_How to complete this task_
From the data, return each line holding the word "chọn".
--- --- ---
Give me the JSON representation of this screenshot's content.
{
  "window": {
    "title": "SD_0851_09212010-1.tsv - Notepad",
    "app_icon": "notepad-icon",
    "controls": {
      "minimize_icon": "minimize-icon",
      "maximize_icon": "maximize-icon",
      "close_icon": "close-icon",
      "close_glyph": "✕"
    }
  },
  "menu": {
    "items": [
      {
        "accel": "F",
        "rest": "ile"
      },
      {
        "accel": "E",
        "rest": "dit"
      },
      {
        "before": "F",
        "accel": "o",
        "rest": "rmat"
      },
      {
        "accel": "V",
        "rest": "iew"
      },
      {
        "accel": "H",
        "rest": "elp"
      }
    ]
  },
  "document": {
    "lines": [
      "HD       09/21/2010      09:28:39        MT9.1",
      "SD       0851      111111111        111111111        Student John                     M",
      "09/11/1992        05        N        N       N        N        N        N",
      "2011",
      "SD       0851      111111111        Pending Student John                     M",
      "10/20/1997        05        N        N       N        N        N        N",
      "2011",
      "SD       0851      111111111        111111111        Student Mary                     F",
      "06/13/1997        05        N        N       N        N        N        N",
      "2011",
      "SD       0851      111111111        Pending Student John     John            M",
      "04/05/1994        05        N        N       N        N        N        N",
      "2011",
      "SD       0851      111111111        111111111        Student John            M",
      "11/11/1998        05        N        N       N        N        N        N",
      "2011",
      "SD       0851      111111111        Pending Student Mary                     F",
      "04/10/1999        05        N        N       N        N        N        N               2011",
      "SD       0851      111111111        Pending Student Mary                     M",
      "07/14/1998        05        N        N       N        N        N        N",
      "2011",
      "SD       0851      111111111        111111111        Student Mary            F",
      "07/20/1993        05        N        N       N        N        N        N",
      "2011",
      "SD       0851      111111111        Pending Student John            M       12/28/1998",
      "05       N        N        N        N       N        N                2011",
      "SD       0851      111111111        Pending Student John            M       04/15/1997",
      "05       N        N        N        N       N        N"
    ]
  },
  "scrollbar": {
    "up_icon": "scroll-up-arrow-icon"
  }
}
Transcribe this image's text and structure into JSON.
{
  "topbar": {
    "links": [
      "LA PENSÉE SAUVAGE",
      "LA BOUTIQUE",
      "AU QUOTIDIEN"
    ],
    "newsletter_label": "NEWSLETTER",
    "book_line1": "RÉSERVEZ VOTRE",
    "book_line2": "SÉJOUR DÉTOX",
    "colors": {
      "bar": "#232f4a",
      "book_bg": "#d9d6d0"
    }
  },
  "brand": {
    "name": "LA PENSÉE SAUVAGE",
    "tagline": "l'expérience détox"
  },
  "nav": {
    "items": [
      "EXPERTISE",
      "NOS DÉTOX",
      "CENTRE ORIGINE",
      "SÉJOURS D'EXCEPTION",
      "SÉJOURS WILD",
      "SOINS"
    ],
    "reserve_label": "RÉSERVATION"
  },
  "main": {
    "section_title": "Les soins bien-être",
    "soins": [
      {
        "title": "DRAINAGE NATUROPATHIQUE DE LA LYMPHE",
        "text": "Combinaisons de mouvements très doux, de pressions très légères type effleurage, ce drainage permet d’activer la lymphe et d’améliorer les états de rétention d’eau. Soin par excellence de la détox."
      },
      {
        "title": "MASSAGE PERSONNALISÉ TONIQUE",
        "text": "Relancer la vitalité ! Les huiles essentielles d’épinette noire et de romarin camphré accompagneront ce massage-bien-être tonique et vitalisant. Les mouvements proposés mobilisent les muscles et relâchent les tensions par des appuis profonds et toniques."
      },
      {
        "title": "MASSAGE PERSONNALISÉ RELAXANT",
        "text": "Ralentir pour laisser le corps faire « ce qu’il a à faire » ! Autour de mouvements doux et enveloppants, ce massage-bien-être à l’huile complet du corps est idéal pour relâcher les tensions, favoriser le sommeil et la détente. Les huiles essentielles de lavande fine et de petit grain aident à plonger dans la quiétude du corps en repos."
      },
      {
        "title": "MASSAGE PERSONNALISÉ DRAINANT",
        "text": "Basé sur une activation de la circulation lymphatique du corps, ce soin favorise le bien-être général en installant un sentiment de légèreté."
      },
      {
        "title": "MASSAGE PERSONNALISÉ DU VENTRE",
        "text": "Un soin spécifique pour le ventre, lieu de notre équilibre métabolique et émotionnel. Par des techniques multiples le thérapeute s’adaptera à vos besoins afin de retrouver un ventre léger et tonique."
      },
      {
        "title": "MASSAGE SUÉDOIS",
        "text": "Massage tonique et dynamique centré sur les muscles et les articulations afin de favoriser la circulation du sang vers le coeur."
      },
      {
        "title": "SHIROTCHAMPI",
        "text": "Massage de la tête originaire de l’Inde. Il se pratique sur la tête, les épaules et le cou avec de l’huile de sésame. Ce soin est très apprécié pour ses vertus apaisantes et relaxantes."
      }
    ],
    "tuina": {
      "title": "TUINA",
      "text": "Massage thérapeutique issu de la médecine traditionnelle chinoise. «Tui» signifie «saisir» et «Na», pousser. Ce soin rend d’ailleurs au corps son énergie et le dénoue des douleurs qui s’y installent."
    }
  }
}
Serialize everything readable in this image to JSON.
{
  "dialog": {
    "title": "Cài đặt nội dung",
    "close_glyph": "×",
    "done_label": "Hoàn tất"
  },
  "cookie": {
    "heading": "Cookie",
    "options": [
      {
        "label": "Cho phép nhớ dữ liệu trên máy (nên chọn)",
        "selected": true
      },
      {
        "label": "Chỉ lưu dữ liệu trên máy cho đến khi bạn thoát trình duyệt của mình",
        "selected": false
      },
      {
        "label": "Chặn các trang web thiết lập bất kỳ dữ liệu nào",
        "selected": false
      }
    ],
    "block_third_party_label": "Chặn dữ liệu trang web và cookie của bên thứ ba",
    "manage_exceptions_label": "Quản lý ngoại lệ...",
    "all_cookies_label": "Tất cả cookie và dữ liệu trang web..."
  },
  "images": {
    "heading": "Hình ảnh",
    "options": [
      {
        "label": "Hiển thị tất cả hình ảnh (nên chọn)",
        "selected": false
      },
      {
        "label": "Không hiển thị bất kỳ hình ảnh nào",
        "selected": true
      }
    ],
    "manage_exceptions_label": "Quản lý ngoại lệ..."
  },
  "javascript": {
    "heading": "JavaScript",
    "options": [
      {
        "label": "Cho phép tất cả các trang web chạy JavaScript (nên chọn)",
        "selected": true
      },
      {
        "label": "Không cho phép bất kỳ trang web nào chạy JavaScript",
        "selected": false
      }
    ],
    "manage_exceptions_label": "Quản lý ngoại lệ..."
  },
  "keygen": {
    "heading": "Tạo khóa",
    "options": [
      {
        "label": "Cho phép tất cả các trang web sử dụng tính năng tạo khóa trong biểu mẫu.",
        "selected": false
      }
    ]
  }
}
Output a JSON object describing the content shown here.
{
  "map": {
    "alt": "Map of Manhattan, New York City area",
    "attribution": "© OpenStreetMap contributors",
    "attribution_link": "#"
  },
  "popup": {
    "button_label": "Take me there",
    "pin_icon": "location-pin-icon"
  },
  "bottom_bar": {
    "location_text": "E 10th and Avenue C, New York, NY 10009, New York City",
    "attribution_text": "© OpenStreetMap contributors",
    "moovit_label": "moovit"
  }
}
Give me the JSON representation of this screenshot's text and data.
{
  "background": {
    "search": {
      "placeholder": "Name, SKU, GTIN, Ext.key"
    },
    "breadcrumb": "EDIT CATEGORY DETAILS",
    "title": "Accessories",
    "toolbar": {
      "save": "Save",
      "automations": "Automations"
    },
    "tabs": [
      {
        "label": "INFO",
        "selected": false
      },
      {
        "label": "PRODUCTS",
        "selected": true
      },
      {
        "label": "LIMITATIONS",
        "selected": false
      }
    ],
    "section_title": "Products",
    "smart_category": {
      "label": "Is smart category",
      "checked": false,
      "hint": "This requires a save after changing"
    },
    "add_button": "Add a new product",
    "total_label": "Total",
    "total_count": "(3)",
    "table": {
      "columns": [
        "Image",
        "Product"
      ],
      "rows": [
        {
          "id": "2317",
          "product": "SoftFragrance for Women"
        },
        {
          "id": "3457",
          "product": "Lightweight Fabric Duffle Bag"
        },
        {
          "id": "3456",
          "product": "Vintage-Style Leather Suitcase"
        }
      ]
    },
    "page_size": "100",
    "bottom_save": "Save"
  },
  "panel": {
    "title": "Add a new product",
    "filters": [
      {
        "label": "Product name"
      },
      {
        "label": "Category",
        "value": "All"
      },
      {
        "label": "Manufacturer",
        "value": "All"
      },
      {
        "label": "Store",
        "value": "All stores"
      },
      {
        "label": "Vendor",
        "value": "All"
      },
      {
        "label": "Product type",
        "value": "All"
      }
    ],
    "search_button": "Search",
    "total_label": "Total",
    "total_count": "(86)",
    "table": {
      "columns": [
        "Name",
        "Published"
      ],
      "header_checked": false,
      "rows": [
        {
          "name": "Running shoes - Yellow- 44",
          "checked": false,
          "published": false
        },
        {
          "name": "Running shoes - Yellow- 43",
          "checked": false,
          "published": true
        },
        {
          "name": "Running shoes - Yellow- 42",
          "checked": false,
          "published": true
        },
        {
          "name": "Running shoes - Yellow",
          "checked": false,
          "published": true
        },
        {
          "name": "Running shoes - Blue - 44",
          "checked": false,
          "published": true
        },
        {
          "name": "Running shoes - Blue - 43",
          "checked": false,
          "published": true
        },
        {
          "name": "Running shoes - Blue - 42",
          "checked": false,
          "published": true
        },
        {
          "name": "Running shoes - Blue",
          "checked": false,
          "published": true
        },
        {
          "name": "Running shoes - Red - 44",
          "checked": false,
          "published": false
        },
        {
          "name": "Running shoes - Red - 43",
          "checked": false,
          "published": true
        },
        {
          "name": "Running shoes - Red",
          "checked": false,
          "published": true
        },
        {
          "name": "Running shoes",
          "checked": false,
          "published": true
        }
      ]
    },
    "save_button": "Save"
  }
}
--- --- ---
_Written answer_
        "label": "Cho phép nhớ dữ liệu trên máy (nên chọn)",
        "label": "Hiển thị tất cả hình ảnh (nên chọn)",
        "label": "Cho phép tất cả các trang web chạy JavaScript (nên chọn)",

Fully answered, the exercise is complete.